..... Click the link for more information. and Higginson edited and published two volumes of poems (1890, 1891) and some of her correspondence (2 vol., 1894). Other editions of verse followed, many of which were marred by unskillful and unnecessary editing. A definitive edition of her works did not appear until the 1950s, when T. H. Johnson published her poems (3 vol., 1955) and letters (3 vol., 1958); only then was serious study of her work possible. Dickinson scholarship was further advanced by R. W. Franklin's variorum edition of her poetry (3 vol., 1998).
See also R. W. Franklin, ed., Manuscript Books of Emily Dickinson (1981) and Master Letters of Emily Dickinson (1986). Valuable biographies of Dickinson those by G. F. Wicher (1938, repr. 1980), M. T. Bingham (1954 and 1955, repr. 1967), J. Leyda (2 vol., 1960, repr. 1970), R. B. Sewall (2 vol., 1974), C. G. Wolff (1986), and A. Habegger (2001). Among the many studies of Dickinson are those by C. R. Anderson (1960), A. J. Gelpi (1965), D. J. M. Higgins (1967), W. R. Sherwood (1968), S. Wolosky (1984), B. L. St. Armand (1986), J. Farr (1992), B. Wineapple (2008), L. Gordon (2010), and H. Vendler (2010).
Born Dec. 10, 1830, in Amherst, Mass.; died May 15, 1886, also in Amherst. American poet.
Emily Dickinson was brought up in the religious traditions of Puritanism. During her lifetime only seven of her 2,000 poems were published; these seven were published anonymously. Her first book of poems (1890) was not received well by the public. However, at the beginning of the 20th century interest in Dickinson’s work grew.
The influences of both a puritanical Weltanschauung and the “cult of nature” as espoused by Thoreau, Emerson, and the English romantic writers can be discerned in her poetry. Emily Dickinson’s work is marked by intensity of lyrical feeling, fantasy, irony, and a tense searching quality of thought.
WORKSThe Poems, vols. 1–3. Cambridge (Mass.), 1955.
REFERENCESKashkin, I. A. “Emili Dikinson.” In his book Dlia chitateliasovremennika. Moscow, 1969.

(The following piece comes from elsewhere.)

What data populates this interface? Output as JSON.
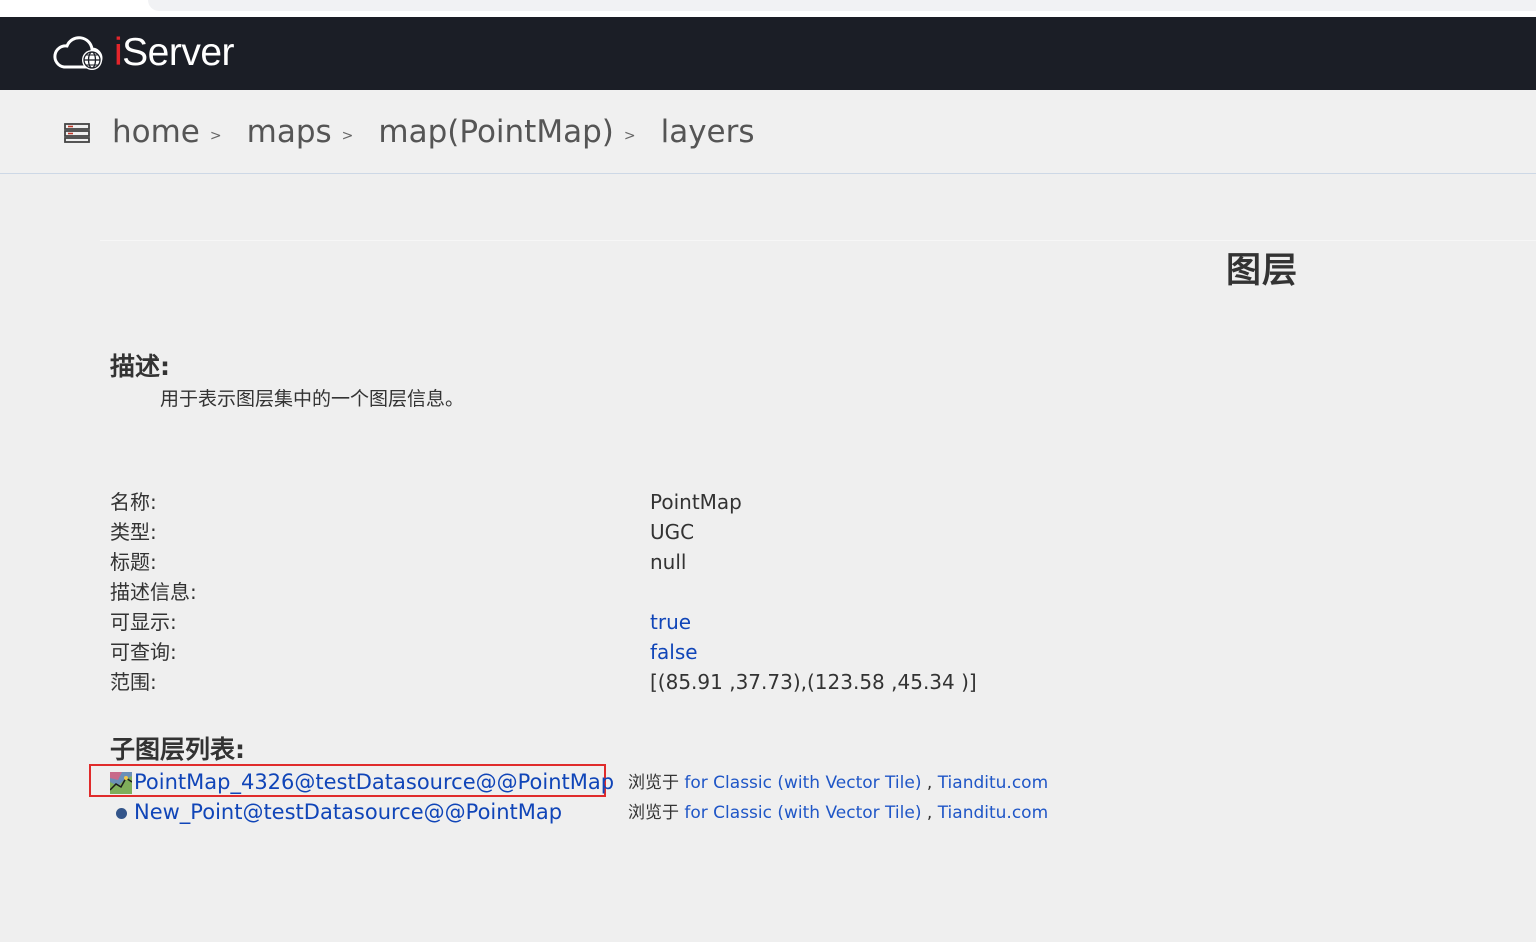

Brooks, V. V. Pisate’ iamerikanskaia zhizn’, vol. 2. Moscow, 1971.
Miller, R. The Poetry ofE. Dickinson. Middletown, 1968.
Clendenning, S. T. Emily Dickinson. A Bibliography: 1850–1966. [Kent, 1968.]